### Records provided
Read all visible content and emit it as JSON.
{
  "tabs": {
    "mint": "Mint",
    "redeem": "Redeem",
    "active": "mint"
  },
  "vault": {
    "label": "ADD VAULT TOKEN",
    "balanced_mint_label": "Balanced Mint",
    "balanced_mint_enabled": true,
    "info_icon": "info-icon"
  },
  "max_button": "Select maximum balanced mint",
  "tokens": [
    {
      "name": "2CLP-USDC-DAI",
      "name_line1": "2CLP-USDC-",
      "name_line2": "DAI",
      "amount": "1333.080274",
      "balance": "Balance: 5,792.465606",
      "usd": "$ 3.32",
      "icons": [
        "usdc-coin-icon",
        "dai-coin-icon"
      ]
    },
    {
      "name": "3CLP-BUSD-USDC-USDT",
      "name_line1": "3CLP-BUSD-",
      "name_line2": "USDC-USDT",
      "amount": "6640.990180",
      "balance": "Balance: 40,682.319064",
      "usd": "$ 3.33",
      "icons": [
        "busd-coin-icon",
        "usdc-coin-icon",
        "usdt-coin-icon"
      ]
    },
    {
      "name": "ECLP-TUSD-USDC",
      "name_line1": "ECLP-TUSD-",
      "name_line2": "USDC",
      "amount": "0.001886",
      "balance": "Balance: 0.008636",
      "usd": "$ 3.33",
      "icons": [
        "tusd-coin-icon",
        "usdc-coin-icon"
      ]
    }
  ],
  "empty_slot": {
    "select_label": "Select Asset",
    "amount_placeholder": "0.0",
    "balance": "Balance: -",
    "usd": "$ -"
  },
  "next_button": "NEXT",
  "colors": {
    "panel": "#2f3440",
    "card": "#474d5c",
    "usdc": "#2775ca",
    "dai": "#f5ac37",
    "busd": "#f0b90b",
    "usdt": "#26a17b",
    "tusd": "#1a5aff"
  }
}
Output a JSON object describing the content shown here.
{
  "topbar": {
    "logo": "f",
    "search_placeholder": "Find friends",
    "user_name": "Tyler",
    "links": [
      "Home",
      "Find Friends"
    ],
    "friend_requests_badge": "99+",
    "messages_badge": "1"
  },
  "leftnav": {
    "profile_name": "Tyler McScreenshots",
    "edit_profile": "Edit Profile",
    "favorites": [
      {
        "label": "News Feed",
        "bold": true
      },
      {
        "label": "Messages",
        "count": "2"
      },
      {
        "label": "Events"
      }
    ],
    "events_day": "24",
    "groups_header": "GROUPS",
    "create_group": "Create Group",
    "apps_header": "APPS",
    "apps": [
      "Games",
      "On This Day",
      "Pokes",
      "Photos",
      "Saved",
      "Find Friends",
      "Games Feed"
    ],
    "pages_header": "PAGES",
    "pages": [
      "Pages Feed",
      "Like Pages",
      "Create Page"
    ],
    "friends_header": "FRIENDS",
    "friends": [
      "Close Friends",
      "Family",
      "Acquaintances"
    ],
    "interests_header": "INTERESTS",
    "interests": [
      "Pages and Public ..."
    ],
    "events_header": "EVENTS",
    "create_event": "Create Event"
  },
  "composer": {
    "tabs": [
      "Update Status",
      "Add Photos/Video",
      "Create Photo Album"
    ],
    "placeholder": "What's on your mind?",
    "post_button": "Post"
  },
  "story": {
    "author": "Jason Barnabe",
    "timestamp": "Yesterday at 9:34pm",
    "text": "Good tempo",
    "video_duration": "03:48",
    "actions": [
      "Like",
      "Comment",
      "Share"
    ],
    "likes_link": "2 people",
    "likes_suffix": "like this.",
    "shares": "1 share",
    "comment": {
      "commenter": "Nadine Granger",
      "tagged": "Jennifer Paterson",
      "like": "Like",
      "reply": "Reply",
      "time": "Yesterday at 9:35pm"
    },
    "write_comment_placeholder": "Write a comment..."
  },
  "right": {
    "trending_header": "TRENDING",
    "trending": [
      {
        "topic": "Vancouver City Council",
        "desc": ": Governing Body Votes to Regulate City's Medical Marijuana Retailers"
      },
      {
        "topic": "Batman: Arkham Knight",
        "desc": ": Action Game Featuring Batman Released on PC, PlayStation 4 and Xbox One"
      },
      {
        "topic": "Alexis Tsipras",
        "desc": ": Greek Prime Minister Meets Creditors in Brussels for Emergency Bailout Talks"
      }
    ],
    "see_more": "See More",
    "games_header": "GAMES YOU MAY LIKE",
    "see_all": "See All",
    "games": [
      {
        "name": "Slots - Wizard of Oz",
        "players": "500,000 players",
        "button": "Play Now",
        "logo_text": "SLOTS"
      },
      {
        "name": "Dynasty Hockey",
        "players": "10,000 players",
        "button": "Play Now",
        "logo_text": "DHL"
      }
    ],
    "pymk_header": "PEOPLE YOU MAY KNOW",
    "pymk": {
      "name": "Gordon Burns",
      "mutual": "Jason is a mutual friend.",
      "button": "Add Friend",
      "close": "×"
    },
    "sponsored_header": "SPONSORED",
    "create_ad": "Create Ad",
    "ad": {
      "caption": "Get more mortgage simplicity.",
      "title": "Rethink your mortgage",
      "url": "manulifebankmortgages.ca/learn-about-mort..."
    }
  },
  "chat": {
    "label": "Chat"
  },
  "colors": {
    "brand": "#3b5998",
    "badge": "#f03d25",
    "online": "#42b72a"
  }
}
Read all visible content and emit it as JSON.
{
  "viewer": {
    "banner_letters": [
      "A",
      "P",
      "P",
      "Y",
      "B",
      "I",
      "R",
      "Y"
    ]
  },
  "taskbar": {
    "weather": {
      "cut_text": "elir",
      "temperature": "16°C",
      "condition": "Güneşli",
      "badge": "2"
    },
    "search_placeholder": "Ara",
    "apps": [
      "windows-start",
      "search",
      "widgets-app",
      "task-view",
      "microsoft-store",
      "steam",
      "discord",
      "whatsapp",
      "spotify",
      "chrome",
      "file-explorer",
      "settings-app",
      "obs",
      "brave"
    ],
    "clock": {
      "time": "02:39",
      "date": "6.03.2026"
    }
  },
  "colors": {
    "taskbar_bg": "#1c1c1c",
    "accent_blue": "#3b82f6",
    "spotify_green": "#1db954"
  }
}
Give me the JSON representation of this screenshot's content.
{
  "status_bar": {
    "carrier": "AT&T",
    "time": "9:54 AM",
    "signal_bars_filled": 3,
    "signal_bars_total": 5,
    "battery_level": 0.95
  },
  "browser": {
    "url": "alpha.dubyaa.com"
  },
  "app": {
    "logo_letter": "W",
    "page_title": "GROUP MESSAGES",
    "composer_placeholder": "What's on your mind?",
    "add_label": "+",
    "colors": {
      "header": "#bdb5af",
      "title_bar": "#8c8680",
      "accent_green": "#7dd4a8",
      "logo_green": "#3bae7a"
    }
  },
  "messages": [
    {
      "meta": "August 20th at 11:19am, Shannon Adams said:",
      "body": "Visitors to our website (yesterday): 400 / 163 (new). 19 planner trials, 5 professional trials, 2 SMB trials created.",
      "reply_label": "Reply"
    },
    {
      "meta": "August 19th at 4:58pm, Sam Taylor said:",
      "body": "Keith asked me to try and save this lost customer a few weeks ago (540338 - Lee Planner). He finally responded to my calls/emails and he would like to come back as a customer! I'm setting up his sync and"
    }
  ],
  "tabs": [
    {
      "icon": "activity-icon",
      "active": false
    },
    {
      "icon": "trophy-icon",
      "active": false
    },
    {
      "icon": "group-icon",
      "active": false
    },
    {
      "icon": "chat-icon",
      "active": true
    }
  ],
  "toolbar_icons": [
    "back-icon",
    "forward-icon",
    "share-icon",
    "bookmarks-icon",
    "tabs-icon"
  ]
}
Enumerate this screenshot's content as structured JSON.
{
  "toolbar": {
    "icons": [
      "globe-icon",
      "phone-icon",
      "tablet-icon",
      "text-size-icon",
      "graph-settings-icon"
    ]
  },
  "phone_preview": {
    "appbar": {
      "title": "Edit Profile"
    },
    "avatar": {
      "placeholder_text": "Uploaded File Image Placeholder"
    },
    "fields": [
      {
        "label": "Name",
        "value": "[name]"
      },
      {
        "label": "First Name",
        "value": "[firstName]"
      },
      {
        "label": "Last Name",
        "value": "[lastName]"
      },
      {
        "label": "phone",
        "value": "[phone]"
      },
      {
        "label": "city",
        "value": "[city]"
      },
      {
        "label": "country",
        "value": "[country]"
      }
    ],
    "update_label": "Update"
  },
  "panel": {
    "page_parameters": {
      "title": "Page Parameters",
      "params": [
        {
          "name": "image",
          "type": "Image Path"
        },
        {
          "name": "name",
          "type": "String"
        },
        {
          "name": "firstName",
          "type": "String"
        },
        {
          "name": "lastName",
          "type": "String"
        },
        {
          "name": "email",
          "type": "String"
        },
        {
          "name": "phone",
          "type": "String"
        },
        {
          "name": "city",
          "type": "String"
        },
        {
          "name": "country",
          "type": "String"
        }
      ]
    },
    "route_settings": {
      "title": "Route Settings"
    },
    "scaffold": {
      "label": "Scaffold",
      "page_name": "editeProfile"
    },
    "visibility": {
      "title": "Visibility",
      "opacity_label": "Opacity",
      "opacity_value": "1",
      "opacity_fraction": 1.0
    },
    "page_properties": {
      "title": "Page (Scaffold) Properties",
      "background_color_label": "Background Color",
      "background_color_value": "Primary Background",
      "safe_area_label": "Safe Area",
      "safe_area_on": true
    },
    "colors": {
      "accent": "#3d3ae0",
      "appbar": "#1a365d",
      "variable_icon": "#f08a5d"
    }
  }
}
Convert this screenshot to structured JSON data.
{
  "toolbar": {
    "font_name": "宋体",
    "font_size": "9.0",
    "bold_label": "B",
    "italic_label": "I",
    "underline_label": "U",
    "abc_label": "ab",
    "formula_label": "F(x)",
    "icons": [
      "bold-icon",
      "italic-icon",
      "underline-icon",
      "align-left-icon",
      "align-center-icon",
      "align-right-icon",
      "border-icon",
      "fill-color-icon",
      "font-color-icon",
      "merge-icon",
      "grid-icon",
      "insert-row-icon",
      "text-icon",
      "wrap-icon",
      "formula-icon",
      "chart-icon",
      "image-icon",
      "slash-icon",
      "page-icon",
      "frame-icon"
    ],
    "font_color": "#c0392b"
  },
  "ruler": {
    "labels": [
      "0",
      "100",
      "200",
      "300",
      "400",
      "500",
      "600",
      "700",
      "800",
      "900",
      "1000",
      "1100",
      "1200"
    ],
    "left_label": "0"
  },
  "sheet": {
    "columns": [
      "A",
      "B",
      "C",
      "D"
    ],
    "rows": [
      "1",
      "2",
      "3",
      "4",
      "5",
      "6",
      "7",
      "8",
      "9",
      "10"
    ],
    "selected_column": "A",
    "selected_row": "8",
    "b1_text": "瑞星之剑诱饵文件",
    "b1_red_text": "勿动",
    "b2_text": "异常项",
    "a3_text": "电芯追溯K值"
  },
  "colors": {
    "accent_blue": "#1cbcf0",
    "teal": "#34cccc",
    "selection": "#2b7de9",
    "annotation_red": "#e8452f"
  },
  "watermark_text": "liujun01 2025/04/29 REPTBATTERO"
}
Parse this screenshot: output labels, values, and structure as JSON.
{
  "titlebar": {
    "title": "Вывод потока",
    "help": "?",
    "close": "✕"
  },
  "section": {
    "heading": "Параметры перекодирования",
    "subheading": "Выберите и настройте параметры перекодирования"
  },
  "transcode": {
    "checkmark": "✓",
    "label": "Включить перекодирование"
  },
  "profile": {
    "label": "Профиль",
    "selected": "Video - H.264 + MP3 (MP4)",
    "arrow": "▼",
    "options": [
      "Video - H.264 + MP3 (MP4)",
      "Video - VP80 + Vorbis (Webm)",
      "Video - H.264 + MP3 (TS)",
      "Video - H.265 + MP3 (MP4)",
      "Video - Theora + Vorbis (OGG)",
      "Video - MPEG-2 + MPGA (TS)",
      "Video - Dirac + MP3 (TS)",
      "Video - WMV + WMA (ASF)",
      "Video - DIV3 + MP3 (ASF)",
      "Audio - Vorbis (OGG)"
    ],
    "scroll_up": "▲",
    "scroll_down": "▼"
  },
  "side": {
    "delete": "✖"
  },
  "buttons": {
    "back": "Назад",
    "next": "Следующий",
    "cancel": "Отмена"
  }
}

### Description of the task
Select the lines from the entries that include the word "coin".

### Solution for this exercise
        "usdc-coin-icon",
        "dai-coin-icon"
        "busd-coin-icon",
        "usdc-coin-icon",
        "usdt-coin-icon"
        "tusd-coin-icon",
        "usdc-coin-icon"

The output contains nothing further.